# EXERCISE AIM
Quote all of the data exactly as given. Skip every picture it contains.

# STORED DATA
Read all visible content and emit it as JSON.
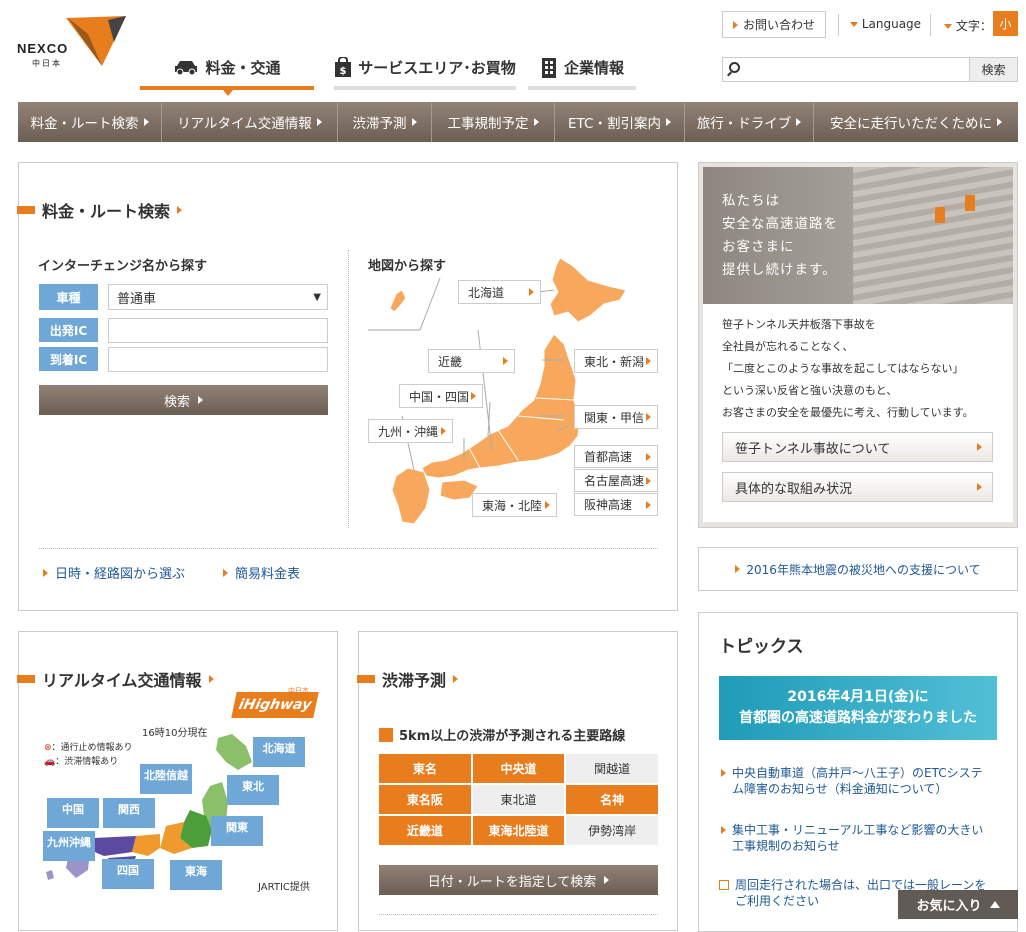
{
  "header": {
    "logo_text": "NEXCO",
    "logo_sub": "中日本",
    "global_tabs": [
      {
        "label": "料金・交通",
        "icon": "car-icon"
      },
      {
        "label": "サービスエリア･お買物",
        "icon": "shopping-bag-icon"
      },
      {
        "label": "企業情報",
        "icon": "building-icon"
      }
    ],
    "inquiry": "お問い合わせ",
    "language": "Language",
    "font_size_label": "文字：",
    "font_size_btn": "小",
    "search_button": "検索",
    "search_value": ""
  },
  "nav": [
    "料金・ルート検索",
    "リアルタイム交通情報",
    "渋滞予測",
    "工事規制予定",
    "ETC・割引案内",
    "旅行・ドライブ",
    "安全に走行いただくために"
  ],
  "fare": {
    "title": "料金・ルート検索",
    "ic_heading": "インターチェンジ名から探す",
    "vehicle_label": "車種",
    "vehicle_value": "普通車",
    "depart_label": "出発IC",
    "arrive_label": "到着IC",
    "search_button": "検索",
    "map_heading": "地図から探す",
    "regions": [
      "北海道",
      "東北・新潟",
      "近畿",
      "中国・四国",
      "関東・甲信",
      "九州・沖縄",
      "首都高速",
      "名古屋高速",
      "阪神高速",
      "東海・北陸"
    ],
    "links": [
      "日時・経路図から選ぶ",
      "簡易料金表"
    ]
  },
  "promo": {
    "headline": [
      "私たちは",
      "安全な高速道路を",
      "お客さまに",
      "提供し続けます。"
    ],
    "body": [
      "笹子トンネル天井板落下事故を",
      "全社員が忘れることなく、",
      "「二度とこのような事故を起こしてはならない」",
      "という深い反省と強い決意のもと、",
      "お客さまの安全を最優先に考え、行動しています。"
    ],
    "buttons": [
      "笹子トンネル事故について",
      "具体的な取組み状況"
    ]
  },
  "quake_link": "2016年熊本地震の被災地への支援について",
  "traffic": {
    "title": "リアルタイム交通情報",
    "badge": "iHighway",
    "badge_sub": "中日本",
    "timestamp": "16時10分現在",
    "legend": [
      "：通行止め情報あり",
      "：渋滞情報あり"
    ],
    "regions": [
      "北海道",
      "北陸信越",
      "東北",
      "中国",
      "関西",
      "関東",
      "九州沖縄",
      "四国",
      "東海"
    ],
    "credit": "JARTIC提供"
  },
  "jam": {
    "title": "渋滞予測",
    "subheading": "5km以上の渋滞が予測される主要路線",
    "routes": [
      [
        "東名",
        "中央道",
        "関越道"
      ],
      [
        "東名阪",
        "東北道",
        "名神"
      ],
      [
        "近畿道",
        "東海北陸道",
        "伊勢湾岸"
      ]
    ],
    "search_button": "日付・ルートを指定して検索"
  },
  "topics": {
    "title": "トピックス",
    "banner": [
      "2016年4月1日(金)に",
      "首都圏の高速道路料金が変わりました"
    ],
    "items": [
      "中央自動車道（高井戸～八王子）のETCシステム障害のお知らせ（料金通知について）",
      "集中工事・リニューアル工事など影響の大きい工事規制のお知らせ",
      "周回走行された場合は、出口では一般レーンをご利用ください"
    ]
  },
  "favorite": "お気に入り",
  "colors": {
    "accent": "#e87d1e",
    "nav": "#7a6d62",
    "label_blue": "#6fa8d6",
    "link": "#1f5896"
  }
}
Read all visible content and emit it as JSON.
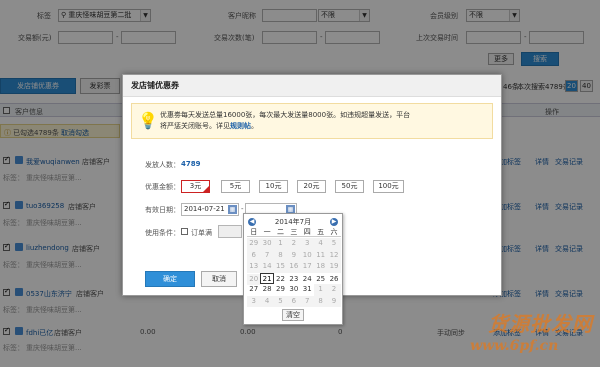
{
  "filters": {
    "tag_label": "标签",
    "tag_value": "重庆怪味胡豆第二批",
    "nickname_label": "客户昵称",
    "nickname_select": "不限",
    "level_label": "会员级别",
    "level_select": "不限",
    "amount_label": "交易额(元)",
    "count_label": "交易次数(笔)",
    "last_trade_label": "上次交易时间",
    "range_sep": "-",
    "more_button": "更多",
    "search_button": "搜索"
  },
  "toolbar": {
    "send_coupon_tab": "发店铺优惠券",
    "send_mail_tab": "发彩票",
    "summary_left": "46条",
    "summary_right": "本次搜索4789条",
    "page_size_20": "20",
    "page_size_40": "40"
  },
  "table": {
    "col_customer": "客户信息",
    "col_action": "操作",
    "selected_text": "已勾选4789条",
    "cancel_select": "取消勾选",
    "action_add_tag": "添加标签",
    "action_detail": "详情",
    "action_records": "交易记录",
    "rows": [
      {
        "name": "我爱wuqianwen",
        "type": "店铺客户",
        "tag": "重庆怪味胡豆第..."
      },
      {
        "name": "tuo369258",
        "type": "店铺客户",
        "tag": "重庆怪味胡豆第..."
      },
      {
        "name": "liuzhendong",
        "type": "店铺客户",
        "tag": "重庆怪味胡豆第..."
      },
      {
        "name": "0537山东济宁",
        "type": "店铺客户",
        "tag": "重庆怪味胡豆第..."
      },
      {
        "name": "fdhi已亿",
        "type": "店铺客户",
        "tag": "重庆怪味胡豆第..."
      }
    ],
    "last_row_val1": "0.00",
    "last_row_val2": "0.00",
    "last_row_val3": "0",
    "last_row_status": "手动同步"
  },
  "dialog": {
    "title": "发店铺优惠券",
    "notice_line1": "优惠劵每天发送总量16000张，每次最大发送量8000张。如违规超量发送，平台",
    "notice_line2_prefix": "将严惩关闭账号。详见",
    "notice_link": "规则帖",
    "notice_suffix": "。",
    "recipients_label": "发放人数：",
    "recipients_value": "4789",
    "amount_label": "优惠金额：",
    "amounts": [
      "3元",
      "5元",
      "10元",
      "20元",
      "50元",
      "100元"
    ],
    "valid_label": "有效日期：",
    "valid_start": "2014-07-21",
    "valid_sep": "-",
    "condition_label": "使用条件：",
    "condition_option": "订单满",
    "confirm_button": "确定",
    "cancel_button": "取消"
  },
  "calendar": {
    "month_title": "2014年7月",
    "weekdays": [
      "日",
      "一",
      "二",
      "三",
      "四",
      "五",
      "六"
    ],
    "weeks": [
      [
        "29",
        "30",
        "1",
        "2",
        "3",
        "4",
        "5"
      ],
      [
        "6",
        "7",
        "8",
        "9",
        "10",
        "11",
        "12"
      ],
      [
        "13",
        "14",
        "15",
        "16",
        "17",
        "18",
        "19"
      ],
      [
        "20",
        "21",
        "22",
        "23",
        "24",
        "25",
        "26"
      ],
      [
        "27",
        "28",
        "29",
        "30",
        "31",
        "1",
        "2"
      ],
      [
        "3",
        "4",
        "5",
        "6",
        "7",
        "8",
        "9"
      ]
    ],
    "selected_day": "21",
    "clear_button": "清空"
  },
  "watermark": {
    "cn": "货源批发网",
    "url": "www.6pf.cn"
  },
  "colors": {
    "primary_blue": "#2f8fd8",
    "link_blue": "#1a5fa8",
    "notice_bg": "#fff8e1",
    "selected_red": "#cc2222"
  }
}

# SOLUTION TO THIS PROBLEM
Read all visible content and emit it as JSON.
{
  "header": {
    "logo_text": "NEXCO",
    "logo_sub": "中日本",
    "global_tabs": [
      {
        "label": "料金・交通",
        "icon": "car-icon"
      },
      {
        "label": "サービスエリア･お買物",
        "icon": "shopping-bag-icon"
      },
      {
        "label": "企業情報",
        "icon": "building-icon"
      }
    ],
    "inquiry": "お問い合わせ",
    "language": "Language",
    "font_size_label": "文字：",
    "font_size_btn": "小",
    "search_button": "検索",
    "search_value": ""
  },
  "nav": [
    "料金・ルート検索",
    "リアルタイム交通情報",
    "渋滞予測",
    "工事規制予定",
    "ETC・割引案内",
    "旅行・ドライブ",
    "安全に走行いただくために"
  ],
  "fare": {
    "title": "料金・ルート検索",
    "ic_heading": "インターチェンジ名から探す",
    "vehicle_label": "車種",
    "vehicle_value": "普通車",
    "depart_label": "出発IC",
    "arrive_label": "到着IC",
    "search_button": "検索",
    "map_heading": "地図から探す",
    "regions": [
      "北海道",
      "東北・新潟",
      "近畿",
      "中国・四国",
      "関東・甲信",
      "九州・沖縄",
      "首都高速",
      "名古屋高速",
      "阪神高速",
      "東海・北陸"
    ],
    "links": [
      "日時・経路図から選ぶ",
      "簡易料金表"
    ]
  },
  "promo": {
    "headline": [
      "私たちは",
      "安全な高速道路を",
      "お客さまに",
      "提供し続けます。"
    ],
    "body": [
      "笹子トンネル天井板落下事故を",
      "全社員が忘れることなく、",
      "「二度とこのような事故を起こしてはならない」",
      "という深い反省と強い決意のもと、",
      "お客さまの安全を最優先に考え、行動しています。"
    ],
    "buttons": [
      "笹子トンネル事故について",
      "具体的な取組み状況"
    ]
  },
  "quake_link": "2016年熊本地震の被災地への支援について",
  "traffic": {
    "title": "リアルタイム交通情報",
    "badge": "iHighway",
    "badge_sub": "中日本",
    "timestamp": "16時10分現在",
    "legend": [
      "：通行止め情報あり",
      "：渋滞情報あり"
    ],
    "regions": [
      "北海道",
      "北陸信越",
      "東北",
      "中国",
      "関西",
      "関東",
      "九州沖縄",
      "四国",
      "東海"
    ],
    "credit": "JARTIC提供"
  },
  "jam": {
    "title": "渋滞予測",
    "subheading": "5km以上の渋滞が予測される主要路線",
    "routes": [
      [
        "東名",
        "中央道",
        "関越道"
      ],
      [
        "東名阪",
        "東北道",
        "名神"
      ],
      [
        "近畿道",
        "東海北陸道",
        "伊勢湾岸"
      ]
    ],
    "search_button": "日付・ルートを指定して検索"
  },
  "topics": {
    "title": "トピックス",
    "banner": [
      "2016年4月1日(金)に",
      "首都圏の高速道路料金が変わりました"
    ],
    "items": [
      "中央自動車道（高井戸～八王子）のETCシステム障害のお知らせ（料金通知について）",
      "集中工事・リニューアル工事など影響の大きい工事規制のお知らせ",
      "周回走行された場合は、出口では一般レーンをご利用ください"
    ]
  },
  "favorite": "お気に入り",
  "colors": {
    "accent": "#e87d1e",
    "nav": "#7a6d62",
    "label_blue": "#6fa8d6",
    "link": "#1f5896"
  }
}
Read all visible content and emit it as JSON.
{
  "filters": {
    "tag_label": "标签",
    "tag_value": "重庆怪味胡豆第二批",
    "nickname_label": "客户昵称",
    "nickname_select": "不限",
    "level_label": "会员级别",
    "level_select": "不限",
    "amount_label": "交易额(元)",
    "count_label": "交易次数(笔)",
    "last_trade_label": "上次交易时间",
    "range_sep": "-",
    "more_button": "更多",
    "search_button": "搜索"
  },
  "toolbar": {
    "send_coupon_tab": "发店铺优惠券",
    "send_mail_tab": "发彩票",
    "summary_left": "46条",
    "summary_right": "本次搜索4789条",
    "page_size_20": "20",
    "page_size_40": "40"
  },
  "table": {
    "col_customer": "客户信息",
    "col_action": "操作",
    "selected_text": "已勾选4789条",
    "cancel_select": "取消勾选",
    "action_add_tag": "添加标签",
    "action_detail": "详情",
    "action_records": "交易记录",
    "rows": [
      {
        "name": "我爱wuqianwen",
        "type": "店铺客户",
        "tag": "重庆怪味胡豆第..."
      },
      {
        "name": "tuo369258",
        "type": "店铺客户",
        "tag": "重庆怪味胡豆第..."
      },
      {
        "name": "liuzhendong",
        "type": "店铺客户",
        "tag": "重庆怪味胡豆第..."
      },
      {
        "name": "0537山东济宁",
        "type": "店铺客户",
        "tag": "重庆怪味胡豆第..."
      },
      {
        "name": "fdhi已亿",
        "type": "店铺客户",
        "tag": "重庆怪味胡豆第..."
      }
    ],
    "last_row_val1": "0.00",
    "last_row_val2": "0.00",
    "last_row_val3": "0",
    "last_row_status": "手动同步"
  },
  "dialog": {
    "title": "发店铺优惠券",
    "notice_line1": "优惠劵每天发送总量16000张，每次最大发送量8000张。如违规超量发送，平台",
    "notice_line2_prefix": "将严惩关闭账号。详见",
    "notice_link": "规则帖",
    "notice_suffix": "。",
    "recipients_label": "发放人数：",
    "recipients_value": "4789",
    "amount_label": "优惠金额：",
    "amounts": [
      "3元",
      "5元",
      "10元",
      "20元",
      "50元",
      "100元"
    ],
    "valid_label": "有效日期：",
    "valid_start": "2014-07-21",
    "valid_sep": "-",
    "condition_label": "使用条件：",
    "condition_option": "订单满",
    "confirm_button": "确定",
    "cancel_button": "取消"
  },
  "calendar": {
    "month_title": "2014年7月",
    "weekdays": [
      "日",
      "一",
      "二",
      "三",
      "四",
      "五",
      "六"
    ],
    "weeks": [
      [
        "29",
        "30",
        "1",
        "2",
        "3",
        "4",
        "5"
      ],
      [
        "6",
        "7",
        "8",
        "9",
        "10",
        "11",
        "12"
      ],
      [
        "13",
        "14",
        "15",
        "16",
        "17",
        "18",
        "19"
      ],
      [
        "20",
        "21",
        "22",
        "23",
        "24",
        "25",
        "26"
      ],
      [
        "27",
        "28",
        "29",
        "30",
        "31",
        "1",
        "2"
      ],
      [
        "3",
        "4",
        "5",
        "6",
        "7",
        "8",
        "9"
      ]
    ],
    "selected_day": "21",
    "clear_button": "清空"
  },
  "watermark": {
    "cn": "货源批发网",
    "url": "www.6pf.cn"
  },
  "colors": {
    "primary_blue": "#2f8fd8",
    "link_blue": "#1a5fa8",
    "notice_bg": "#fff8e1",
    "selected_red": "#cc2222"
  }
}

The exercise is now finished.